◆ **EXERCISE BRIEF**: Return a copy of every line in the records that includes the word "Fuzzy".

Element data from apps and pages
• • •
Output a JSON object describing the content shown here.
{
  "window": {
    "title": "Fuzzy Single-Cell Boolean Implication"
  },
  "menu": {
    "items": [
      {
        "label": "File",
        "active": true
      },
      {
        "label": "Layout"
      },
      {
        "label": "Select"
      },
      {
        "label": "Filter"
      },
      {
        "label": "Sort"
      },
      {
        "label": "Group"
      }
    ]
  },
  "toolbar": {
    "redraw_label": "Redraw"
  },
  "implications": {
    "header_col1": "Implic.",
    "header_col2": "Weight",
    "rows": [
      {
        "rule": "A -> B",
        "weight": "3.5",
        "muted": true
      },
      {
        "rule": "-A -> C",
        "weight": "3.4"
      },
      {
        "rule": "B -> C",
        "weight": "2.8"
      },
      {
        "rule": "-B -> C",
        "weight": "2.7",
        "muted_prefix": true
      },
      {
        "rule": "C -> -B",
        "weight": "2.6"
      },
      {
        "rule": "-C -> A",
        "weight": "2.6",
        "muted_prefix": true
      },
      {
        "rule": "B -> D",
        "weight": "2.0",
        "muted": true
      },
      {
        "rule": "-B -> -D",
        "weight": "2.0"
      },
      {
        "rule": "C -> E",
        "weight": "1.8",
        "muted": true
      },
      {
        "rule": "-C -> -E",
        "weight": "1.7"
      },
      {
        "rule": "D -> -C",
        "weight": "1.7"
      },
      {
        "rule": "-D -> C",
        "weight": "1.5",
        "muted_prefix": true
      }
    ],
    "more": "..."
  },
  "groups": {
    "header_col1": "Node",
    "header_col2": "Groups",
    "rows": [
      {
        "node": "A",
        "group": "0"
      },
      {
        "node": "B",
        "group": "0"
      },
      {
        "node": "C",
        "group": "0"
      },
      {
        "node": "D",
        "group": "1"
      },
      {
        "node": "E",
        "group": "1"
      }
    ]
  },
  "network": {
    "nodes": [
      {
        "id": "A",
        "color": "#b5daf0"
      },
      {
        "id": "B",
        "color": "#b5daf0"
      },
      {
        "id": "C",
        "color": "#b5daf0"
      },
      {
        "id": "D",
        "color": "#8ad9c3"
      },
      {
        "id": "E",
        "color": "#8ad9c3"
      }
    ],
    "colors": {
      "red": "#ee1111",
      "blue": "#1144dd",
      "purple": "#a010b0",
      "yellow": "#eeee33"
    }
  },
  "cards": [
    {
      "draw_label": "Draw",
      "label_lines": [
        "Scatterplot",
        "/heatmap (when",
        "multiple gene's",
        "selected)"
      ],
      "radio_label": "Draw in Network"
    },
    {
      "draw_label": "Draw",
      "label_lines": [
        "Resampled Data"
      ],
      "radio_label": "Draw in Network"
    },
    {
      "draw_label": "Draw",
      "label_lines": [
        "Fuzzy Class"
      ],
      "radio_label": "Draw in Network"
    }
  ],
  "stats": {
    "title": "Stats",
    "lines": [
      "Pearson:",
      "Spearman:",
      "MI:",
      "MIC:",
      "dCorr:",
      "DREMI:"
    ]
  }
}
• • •
◆ **REPLY**:
    "title": "Fuzzy Single-Cell Boolean Implication"
        "Fuzzy Class"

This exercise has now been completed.